Meuse is part of the region of Grand Est.. The capital and largest town in the department is Bar-le-Duc, other large towns are Commercy and Verdun; the northern edge of the department is on the border with Belgium, to the east lies the department of Meurthe-et-Moselle, to the south lies Vosges, to the southwest lies Haute-Marne, to the west lies Marne and to the northwest, Ardennes. The main rivers flowing through the department are the Aire and the Chiers. A ridge running from south to north separates the watersheds of the Rhine; these hills are clothed in oak forests. The area of the department is 2,408 sq mi; the total land area of the department is 1,539,700 acres, of this, 830,000 acres are cultivated for arable crops, 120,000 acres are grassland, 440,000 acres are woods and forests and 35,000 acres are cultivated for the production of grapes. The principal crops grown are wheat and oats, oilseed rape and fruit. Livestock is raised and timber is extracted from the forests; the main industries are the manufacture of glass and tiles.
Lace-making is a traditional craft in the department. Part of the department is in the Lorraine Regional Natural Park, a stretch of pastoral countryside stretching eastward from Metz and Nancy and spanning three departments; the park has many natural habitats including calcareous grassland, forested valleys, wet meadows and streams. There are many Natura 2000 protected areas and it is an important resting area for migratory birds. Among the different habitats it includes a stretch of coast, the plain of Woëvre, the Lac de Madine, the Meuse valley and the Hague plateau; the total area of the park is 205,000 hectares. Since the mid-nineteenth century, the exodus of the countryside inhabitants to the cities has caused the population of rural France to fall. Meuse has no big cities to receive population and the total population of the department has thus decreased, it reached 328,657 inhabitants in 1851, but had fallen to 277,955 by 1911. The First World War dealt a heavy blow to the department, by 1921, only 207,309 inhabitants were recorded.
Many residents had fled, entire villages that were on or near the front line in 1916 were destroyed. Meuse thus has several uninhabited communes because the villages were never rebuilt, in fact are known as "Morts pour la France". Since the end of the Battle of Verdun in 1916, these communes have been unoccupied with an official population of zero.

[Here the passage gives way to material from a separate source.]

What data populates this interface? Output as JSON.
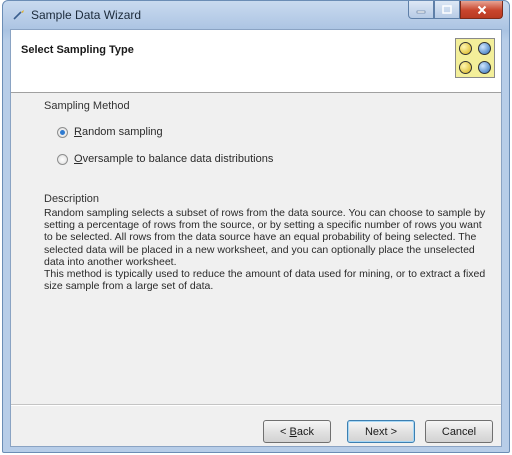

In the part of the twentieth century, the number of inhabitants in the department has varied little, but fell below 200,000 inhabitants in the 1980s; because of its low population density, Meuse is considered to fall within the empty diagonal. The European Beer Museum in Stenay, founded in 1986, is considered the largest of its kind on the continent. Cantons of the Meuse department Communes of the Meuse department Arrondissements of the Meuse department Meuse General Council Prefecture website Meuse General Council Official Tourist Board website Rhine-Meuse delta studies Bibliography on Water Re
Ambly-sur-Meuse is a commune in the Meuse department in the Grand Est region in northeastern France. Communes of the Meuse department INSEE statistics

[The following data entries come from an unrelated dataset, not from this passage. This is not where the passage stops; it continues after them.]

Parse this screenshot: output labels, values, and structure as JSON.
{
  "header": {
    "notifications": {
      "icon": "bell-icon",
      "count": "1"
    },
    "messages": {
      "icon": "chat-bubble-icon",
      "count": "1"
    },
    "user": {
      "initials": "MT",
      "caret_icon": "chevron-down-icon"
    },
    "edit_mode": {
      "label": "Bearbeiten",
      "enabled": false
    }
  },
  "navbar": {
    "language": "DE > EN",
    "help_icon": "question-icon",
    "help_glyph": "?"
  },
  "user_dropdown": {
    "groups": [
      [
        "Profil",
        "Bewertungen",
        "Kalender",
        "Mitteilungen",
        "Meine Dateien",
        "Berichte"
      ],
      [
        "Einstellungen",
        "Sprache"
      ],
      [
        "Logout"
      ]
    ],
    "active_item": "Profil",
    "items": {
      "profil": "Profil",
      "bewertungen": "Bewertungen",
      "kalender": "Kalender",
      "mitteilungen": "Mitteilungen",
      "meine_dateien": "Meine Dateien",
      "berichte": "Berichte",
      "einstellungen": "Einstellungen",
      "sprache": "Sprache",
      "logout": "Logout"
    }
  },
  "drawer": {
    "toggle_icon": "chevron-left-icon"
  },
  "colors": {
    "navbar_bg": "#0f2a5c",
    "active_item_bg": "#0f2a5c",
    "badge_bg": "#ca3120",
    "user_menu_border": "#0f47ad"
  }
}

Avillers-Sainte-Croix is a commune in the Meuse department in the Grand Est region in northeastern France. Communes of the Meuse department INSEE statistics